This lesson is part of our regular Diversity, Equity, and Inclusion curriculum.
In Epicodus' code of conduct, we emphasize the importance of being kind to others, respecting our differences, and assuming that other students have good intentions. By consciously making a choice to do these things, we can be better pair programmers and a positive part of the Epicodus community even as we strengthen connections and improve the social skills that are instrumental to getting a good job.
However, it's also important to be aware of our implicit biases as well. According to the Perception Institute:
"Thoughts and feelings are 'implicit' if we are unaware of them or mistaken about their nature. We have a bias when, rather than being neutral, we have a preference for (or aversion to) a person or group of people. Thus, we use the term 'implicit bias' to describe when we have attitudes towards people or associate stereotypes with them without our conscious knowledge."
As the Perception Institute goes on to detail, most of our actions occur unconsciously, not consciously. This means that implicit bias can have a strong hold over our actions even if we are consciously trying to be inclusive and avoid stereotypes.
For example, the study "Weapon Bias: Split-Second Decisions and Unintended Stereotyping" by B. Keith Payne demonstrates that stereotypes about race can lead to people thinking they see a weapon in a Black person's hand when there is no weapon. This is a particularly insidious example that has led to tragic real world consequences.
Implicit bias is common across all groups, and so it's not surprising that teachers at Epicodus have seen and experienced implicit bias in our student body. The most common example we see can be boiled down to the following statement: "I don't want to pair with person X because they are 'difficult' to pair with and/or they are a poor coder." This perception disproportionately affects students from underrepresented groups.
Here are a couple of real examples we have seen:
A male student didn't listen to a female teacher's answer to his question, even though she was the most informed teacher on the topic. The male student then tried to redirect his question toward a male teacher, even though the male teacher told the student that he was less informed on the topic.
A group of male students did not want to pair with a female student because they thought she was a poor coder. However, based on teacher assessment, she was a stronger coder than any of the male students that didn't want to pair with her.
In both of the examples above, the students engaging in implicit bias were hard workers who were determined to make the best of their experiences at Epicodus. Assuming their best intentions, they probably did not intend to have biased behavior. However, the behavior still had a negative impact on the other students, teachers, and the Epicodus community at large.
How can we face our implicit biases if we don't even know we have them? There are a couple of steps we can take.

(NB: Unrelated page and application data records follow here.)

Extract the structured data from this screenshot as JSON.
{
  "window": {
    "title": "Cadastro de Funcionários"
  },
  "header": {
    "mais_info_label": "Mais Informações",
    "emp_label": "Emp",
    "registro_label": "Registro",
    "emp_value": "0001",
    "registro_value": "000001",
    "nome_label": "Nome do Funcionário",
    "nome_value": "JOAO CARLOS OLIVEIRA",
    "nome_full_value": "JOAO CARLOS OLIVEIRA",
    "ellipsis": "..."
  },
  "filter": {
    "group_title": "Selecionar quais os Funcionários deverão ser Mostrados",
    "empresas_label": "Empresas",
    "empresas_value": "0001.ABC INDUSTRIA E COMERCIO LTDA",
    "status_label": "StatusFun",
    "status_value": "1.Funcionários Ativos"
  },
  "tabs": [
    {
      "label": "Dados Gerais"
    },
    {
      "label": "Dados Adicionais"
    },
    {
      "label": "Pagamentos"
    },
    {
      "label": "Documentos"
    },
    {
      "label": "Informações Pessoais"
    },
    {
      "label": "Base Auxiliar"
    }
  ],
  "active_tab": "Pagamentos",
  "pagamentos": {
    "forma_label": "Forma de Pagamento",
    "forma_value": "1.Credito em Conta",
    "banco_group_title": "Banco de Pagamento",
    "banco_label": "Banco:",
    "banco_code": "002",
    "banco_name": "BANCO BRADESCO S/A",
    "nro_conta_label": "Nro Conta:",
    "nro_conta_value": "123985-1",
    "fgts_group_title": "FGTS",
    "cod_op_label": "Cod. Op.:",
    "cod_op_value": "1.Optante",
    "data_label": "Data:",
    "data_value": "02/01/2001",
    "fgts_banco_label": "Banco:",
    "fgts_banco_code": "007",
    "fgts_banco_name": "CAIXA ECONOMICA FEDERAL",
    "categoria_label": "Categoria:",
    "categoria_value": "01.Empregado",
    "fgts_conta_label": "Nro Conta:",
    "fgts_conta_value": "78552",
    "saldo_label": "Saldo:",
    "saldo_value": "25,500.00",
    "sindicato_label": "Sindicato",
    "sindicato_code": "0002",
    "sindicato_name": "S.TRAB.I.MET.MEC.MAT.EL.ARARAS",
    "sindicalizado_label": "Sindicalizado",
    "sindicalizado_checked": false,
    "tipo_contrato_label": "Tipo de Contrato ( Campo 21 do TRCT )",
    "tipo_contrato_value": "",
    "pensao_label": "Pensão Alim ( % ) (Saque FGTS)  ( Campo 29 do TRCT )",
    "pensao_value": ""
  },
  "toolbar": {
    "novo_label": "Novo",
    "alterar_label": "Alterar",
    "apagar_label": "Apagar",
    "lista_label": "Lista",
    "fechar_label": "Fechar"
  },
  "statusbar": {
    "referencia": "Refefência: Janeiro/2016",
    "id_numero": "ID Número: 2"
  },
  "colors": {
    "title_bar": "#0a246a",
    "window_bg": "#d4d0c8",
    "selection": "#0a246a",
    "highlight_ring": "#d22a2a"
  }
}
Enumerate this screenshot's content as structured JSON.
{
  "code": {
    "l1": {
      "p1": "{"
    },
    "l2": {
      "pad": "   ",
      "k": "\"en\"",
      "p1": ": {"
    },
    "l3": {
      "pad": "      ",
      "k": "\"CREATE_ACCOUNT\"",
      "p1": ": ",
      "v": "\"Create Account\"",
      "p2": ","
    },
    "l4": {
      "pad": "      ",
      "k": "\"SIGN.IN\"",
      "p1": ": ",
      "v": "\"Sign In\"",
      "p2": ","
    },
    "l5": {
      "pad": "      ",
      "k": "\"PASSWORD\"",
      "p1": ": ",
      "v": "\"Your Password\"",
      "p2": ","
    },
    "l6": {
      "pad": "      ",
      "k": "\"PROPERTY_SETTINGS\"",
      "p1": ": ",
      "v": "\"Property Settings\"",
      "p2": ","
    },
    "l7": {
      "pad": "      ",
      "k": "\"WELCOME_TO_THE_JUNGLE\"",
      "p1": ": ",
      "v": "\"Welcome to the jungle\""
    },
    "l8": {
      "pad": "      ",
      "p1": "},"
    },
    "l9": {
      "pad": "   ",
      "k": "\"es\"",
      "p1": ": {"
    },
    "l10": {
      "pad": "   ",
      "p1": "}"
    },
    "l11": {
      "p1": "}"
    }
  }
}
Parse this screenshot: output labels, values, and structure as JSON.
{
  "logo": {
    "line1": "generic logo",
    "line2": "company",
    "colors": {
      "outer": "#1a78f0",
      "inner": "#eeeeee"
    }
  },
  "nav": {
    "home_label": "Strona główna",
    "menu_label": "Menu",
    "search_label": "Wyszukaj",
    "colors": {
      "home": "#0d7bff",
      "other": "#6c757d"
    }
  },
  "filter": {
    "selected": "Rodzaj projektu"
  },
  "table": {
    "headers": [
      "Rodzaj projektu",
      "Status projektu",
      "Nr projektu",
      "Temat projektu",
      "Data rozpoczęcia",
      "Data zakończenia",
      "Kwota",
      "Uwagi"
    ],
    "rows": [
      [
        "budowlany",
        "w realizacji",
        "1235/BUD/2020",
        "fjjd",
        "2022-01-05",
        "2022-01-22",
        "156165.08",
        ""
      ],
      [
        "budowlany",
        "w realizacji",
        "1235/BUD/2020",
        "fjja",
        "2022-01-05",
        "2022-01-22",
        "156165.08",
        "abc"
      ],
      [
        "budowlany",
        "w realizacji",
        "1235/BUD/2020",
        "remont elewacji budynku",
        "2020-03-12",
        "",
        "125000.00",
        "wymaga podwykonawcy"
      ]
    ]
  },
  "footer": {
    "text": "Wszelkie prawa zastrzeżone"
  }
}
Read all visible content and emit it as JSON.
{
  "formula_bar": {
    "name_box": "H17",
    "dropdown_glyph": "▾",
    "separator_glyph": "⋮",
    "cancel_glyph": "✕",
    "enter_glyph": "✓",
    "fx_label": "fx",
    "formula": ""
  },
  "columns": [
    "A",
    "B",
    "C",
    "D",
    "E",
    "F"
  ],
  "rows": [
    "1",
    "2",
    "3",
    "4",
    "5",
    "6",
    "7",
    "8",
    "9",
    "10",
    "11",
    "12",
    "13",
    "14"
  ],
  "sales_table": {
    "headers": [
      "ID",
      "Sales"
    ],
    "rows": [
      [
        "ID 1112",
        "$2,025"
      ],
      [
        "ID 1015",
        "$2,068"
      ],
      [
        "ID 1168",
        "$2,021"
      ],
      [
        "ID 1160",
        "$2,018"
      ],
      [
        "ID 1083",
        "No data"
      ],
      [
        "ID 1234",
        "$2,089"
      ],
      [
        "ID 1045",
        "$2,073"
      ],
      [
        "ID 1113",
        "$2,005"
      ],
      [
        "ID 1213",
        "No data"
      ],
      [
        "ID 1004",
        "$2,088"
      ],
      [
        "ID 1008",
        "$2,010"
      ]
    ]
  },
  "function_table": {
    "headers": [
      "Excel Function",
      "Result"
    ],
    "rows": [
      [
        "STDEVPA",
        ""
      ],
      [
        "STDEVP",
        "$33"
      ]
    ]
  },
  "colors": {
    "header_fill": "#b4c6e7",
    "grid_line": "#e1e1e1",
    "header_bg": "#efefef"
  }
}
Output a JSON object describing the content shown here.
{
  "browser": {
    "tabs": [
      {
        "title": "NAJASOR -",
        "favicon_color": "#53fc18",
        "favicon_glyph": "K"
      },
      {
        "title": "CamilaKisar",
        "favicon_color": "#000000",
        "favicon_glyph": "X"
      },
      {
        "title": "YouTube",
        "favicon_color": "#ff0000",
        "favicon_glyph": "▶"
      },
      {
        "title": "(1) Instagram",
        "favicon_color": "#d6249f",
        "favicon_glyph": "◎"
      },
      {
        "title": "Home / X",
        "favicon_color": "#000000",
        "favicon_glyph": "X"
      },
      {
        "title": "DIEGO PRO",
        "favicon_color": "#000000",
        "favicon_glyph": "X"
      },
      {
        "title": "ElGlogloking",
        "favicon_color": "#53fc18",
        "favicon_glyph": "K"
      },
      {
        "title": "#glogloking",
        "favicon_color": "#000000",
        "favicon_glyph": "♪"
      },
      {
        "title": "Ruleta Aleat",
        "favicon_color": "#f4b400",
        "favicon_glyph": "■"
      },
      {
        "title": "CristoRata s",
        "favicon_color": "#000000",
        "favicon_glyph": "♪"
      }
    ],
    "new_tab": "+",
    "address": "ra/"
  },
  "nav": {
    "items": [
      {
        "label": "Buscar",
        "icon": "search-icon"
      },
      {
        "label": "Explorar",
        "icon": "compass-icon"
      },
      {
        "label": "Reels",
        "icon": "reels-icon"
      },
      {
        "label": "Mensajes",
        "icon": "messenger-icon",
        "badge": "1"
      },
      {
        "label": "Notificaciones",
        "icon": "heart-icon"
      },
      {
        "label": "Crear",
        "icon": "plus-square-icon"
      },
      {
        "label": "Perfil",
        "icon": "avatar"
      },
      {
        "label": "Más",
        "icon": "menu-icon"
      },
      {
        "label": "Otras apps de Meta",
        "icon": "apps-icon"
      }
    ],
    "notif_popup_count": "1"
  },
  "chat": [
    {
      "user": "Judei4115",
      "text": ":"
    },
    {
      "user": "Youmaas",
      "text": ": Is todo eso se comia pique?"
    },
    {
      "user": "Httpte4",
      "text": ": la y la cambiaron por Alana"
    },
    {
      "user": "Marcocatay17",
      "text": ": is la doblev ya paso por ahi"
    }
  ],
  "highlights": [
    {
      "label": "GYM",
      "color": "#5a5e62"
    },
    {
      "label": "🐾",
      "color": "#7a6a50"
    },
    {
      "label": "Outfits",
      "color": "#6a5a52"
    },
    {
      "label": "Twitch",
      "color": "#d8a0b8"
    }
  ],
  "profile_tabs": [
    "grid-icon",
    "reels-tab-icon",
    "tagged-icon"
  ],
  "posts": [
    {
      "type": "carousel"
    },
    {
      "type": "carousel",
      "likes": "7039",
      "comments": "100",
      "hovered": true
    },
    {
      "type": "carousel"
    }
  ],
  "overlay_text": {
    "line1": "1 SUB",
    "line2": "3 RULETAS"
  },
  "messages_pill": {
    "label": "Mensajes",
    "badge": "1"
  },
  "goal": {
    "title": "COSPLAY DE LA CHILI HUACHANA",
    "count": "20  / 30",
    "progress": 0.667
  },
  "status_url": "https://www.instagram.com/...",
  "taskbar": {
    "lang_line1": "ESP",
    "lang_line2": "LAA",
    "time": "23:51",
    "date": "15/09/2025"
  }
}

First, we can acknowledge that we all have implicit biases. The human mind has a tendency to generalize and categorize; these skills have traditionally been essential for survival. However, these skills aren't always beneficial in our modern day-to-day lives.
We can take an Implicit Association Test. There are more than a dozen tests on implicit biases ranging from race to gender to age. While the test is not without controversy and results can change over the time, taking one or more of the tests can be a constructive way to think about implicit bias.
We can be aware of how prevalent the stereotypes around tech and programming are. Studies show that children as young as 6 have internalized the belief that boys are better at programming and robotics, and that this affects girls' interest in learning about the field.
We can question our assumptions. When we notice ourselves making judgements about someone being a good coder or not, we can ask ourselves what specifically led to that belief. Have we actually paired with that person and seen their code often? Were there specific actions or statements that have made us believe they're bad at coding (or vice versa)? And if the same behavior was done by someone of a different age, gender, or race, would we have interpreted it in the same way?
There is a reflective assignment for this lesson. If you are ready to write your reflection, head on over to Epicenter to find the prompt. If you are logged in to Epicenter, you can access the prompt by navigating to this link:
Otherwise, you can find detailed instructions on accessing the reflection prompts in the DEI Reflective Assignments lesson.
We want to hear about your experience of the DEI curriculum. We outline all of the ways you can give feedback in the student handbook.
Lesson 10 of 12
Last updated December 29, 2021